An interesting midrashic telling of Moses
notes that in the description of the first 3 of the 10 plagues in Exodus - the blood, frogs, and lice - it was Aaron rather than Moses who struck the Nile River and the sand, the sources of these plagues. Why so? Because the Nile...had protected [Moses] from Pharaoh's decree that all male Israelite infants be drowned at birth. Similarly, the sand - which had concealed the body of the Egyptian taskmaster Moses had killed...had saved Moses from Pharaoh's wrath and from prosecution and death.
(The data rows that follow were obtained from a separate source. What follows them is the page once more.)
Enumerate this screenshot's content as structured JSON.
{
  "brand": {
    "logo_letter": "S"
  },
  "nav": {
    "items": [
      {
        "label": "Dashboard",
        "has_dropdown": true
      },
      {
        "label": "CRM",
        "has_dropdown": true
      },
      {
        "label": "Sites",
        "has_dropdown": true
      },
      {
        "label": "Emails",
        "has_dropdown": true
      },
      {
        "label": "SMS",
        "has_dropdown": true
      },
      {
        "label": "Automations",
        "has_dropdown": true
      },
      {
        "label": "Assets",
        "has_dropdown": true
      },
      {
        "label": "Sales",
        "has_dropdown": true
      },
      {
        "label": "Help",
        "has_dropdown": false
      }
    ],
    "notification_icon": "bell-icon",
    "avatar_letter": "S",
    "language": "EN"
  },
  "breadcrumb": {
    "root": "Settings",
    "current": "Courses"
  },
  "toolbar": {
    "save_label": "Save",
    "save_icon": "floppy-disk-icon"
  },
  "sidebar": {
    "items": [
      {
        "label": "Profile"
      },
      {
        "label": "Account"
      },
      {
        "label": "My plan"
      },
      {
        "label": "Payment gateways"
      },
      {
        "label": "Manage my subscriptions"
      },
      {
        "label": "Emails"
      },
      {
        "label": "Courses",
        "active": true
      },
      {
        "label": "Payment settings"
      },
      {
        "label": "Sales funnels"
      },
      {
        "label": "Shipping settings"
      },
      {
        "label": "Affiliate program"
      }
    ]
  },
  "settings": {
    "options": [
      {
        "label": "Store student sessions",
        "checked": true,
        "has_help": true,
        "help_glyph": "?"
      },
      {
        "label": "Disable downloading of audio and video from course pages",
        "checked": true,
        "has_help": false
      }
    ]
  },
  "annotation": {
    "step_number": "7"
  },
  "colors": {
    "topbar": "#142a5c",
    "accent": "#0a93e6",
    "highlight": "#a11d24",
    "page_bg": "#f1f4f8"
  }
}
In gratitude to the Nile and to the sand, Moses did not want to be the one to smite them with his staff, and Aaron was delegated by God to do so. The moral the rabbis were conveying is that if one has to show gratitude even to inanimate objects, how much more must we show gratitude to humans who have benefited us?
Gratitude is an essential quality that is too often forgotten and underscored. This Thanksgiving holiday, reflect on the love that makes the anguish possible, the friends and family that make life worth living, and the unique feeling of what it is to even exist. Be grateful for the blessings all around you by becoming a blessing to all around you.
UPDATE: President Eyring has a new article in the December 2011 Ensign entitled "The Choice to Be Grateful."
1. For reading on the problem of evil and suffering, see Truman G. Madsen, "Human Anguish and Divine Love," Four Essays on Love (Provo, UT: Communications Workshop, 1971); Blake T. Ostler, David L. Paulsen, "Sin, Suffering, and Soul-Making: Joseph Smith on the Problem of Evil," Revelation, Reason, and Faith: Essays in Honor of Truman G. Madsen, eds. Donald W. Parry, Daniel C. Peterson, Stephen D. Ricks (Provo, UT: FARMS, 2002); Loyd Ericson, "'Which Thing I Had Never Supposed': The Problem of Evil and the Problem of Man," Sunstone 159 (June 2010); David B. Hart, "Tsunami and Theodicy," First Things (March 2005).
2. Barbara L. Frederickson, "Gratitude, Like Other Positive Emotions, Broadens and Builds," The Psychology of Gratitude, ed. Robert Emmons, Michael McCullough (New York: Oxford University Press, 2004), 156.
3. Frederickson, 2004, 154.
4. Aafke Elisabeth Komter, "Gratitude and Gift Exchange," The Psychology of Gratitude, ed. Emmons, McCullough (New York: Oxford University Press, 2004), 203-204.
5. Solomon Schimmel, "Gratitude in Judaism," The Psychology of Gratitude, ed. Emmons, McCullough (New York: Oxford University Press, 2004), 44-45.